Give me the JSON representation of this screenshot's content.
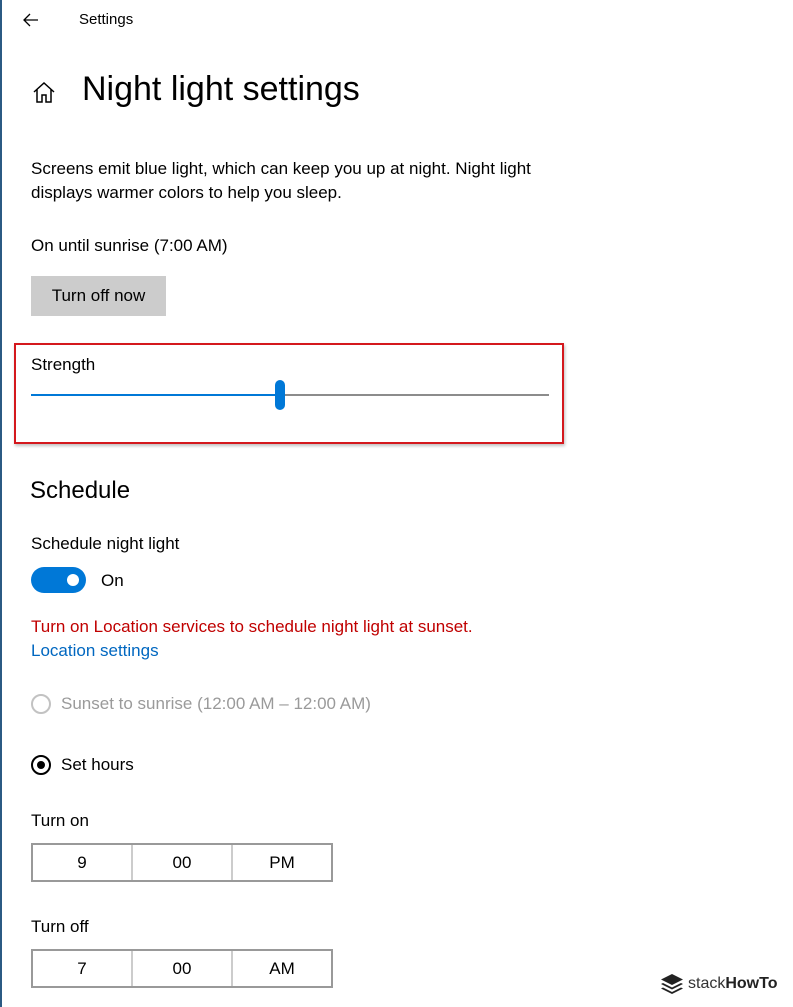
{
  "app": {
    "title": "Settings"
  },
  "page": {
    "title": "Night light settings",
    "description": "Screens emit blue light, which can keep you up at night. Night light displays warmer colors to help you sleep.",
    "status": "On until sunrise (7:00 AM)",
    "turn_off_label": "Turn off now"
  },
  "strength": {
    "label": "Strength",
    "value_percent": 48
  },
  "schedule": {
    "title": "Schedule",
    "toggle_label": "Schedule night light",
    "toggle_state": "On",
    "warning": "Turn on Location services to schedule night light at sunset.",
    "link_label": "Location settings",
    "option_sunset": "Sunset to sunrise (12:00 AM – 12:00 AM)",
    "option_hours": "Set hours",
    "selected_option": "option_hours",
    "turn_on": {
      "label": "Turn on",
      "hour": "9",
      "minute": "00",
      "period": "PM"
    },
    "turn_off": {
      "label": "Turn off",
      "hour": "7",
      "minute": "00",
      "period": "AM"
    }
  },
  "watermark": {
    "prefix": "stack",
    "suffix": "HowTo"
  },
  "colors": {
    "accent": "#0078d7",
    "warning": "#c00000",
    "link": "#0067c0",
    "highlight": "#d4181d"
  }
}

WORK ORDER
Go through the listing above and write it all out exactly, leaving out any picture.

WRITTEN RESPONSE
Give me the JSON representation of this screenshot's content.
{
  "app": {
    "title": "Settings"
  },
  "page": {
    "title": "Night light settings",
    "description": "Screens emit blue light, which can keep you up at night. Night light displays warmer colors to help you sleep.",
    "status": "On until sunrise (7:00 AM)",
    "turn_off_label": "Turn off now"
  },
  "strength": {
    "label": "Strength",
    "value_percent": 48
  },
  "schedule": {
    "title": "Schedule",
    "toggle_label": "Schedule night light",
    "toggle_state": "On",
    "warning": "Turn on Location services to schedule night light at sunset.",
    "link_label": "Location settings",
    "option_sunset": "Sunset to sunrise (12:00 AM – 12:00 AM)",
    "option_hours": "Set hours",
    "selected_option": "option_hours",
    "turn_on": {
      "label": "Turn on",
      "hour": "9",
      "minute": "00",
      "period": "PM"
    },
    "turn_off": {
      "label": "Turn off",
      "hour": "7",
      "minute": "00",
      "period": "AM"
    }
  },
  "watermark": {
    "prefix": "stack",
    "suffix": "HowTo"
  },
  "colors": {
    "accent": "#0078d7",
    "warning": "#c00000",
    "link": "#0067c0",
    "highlight": "#d4181d"
  }
}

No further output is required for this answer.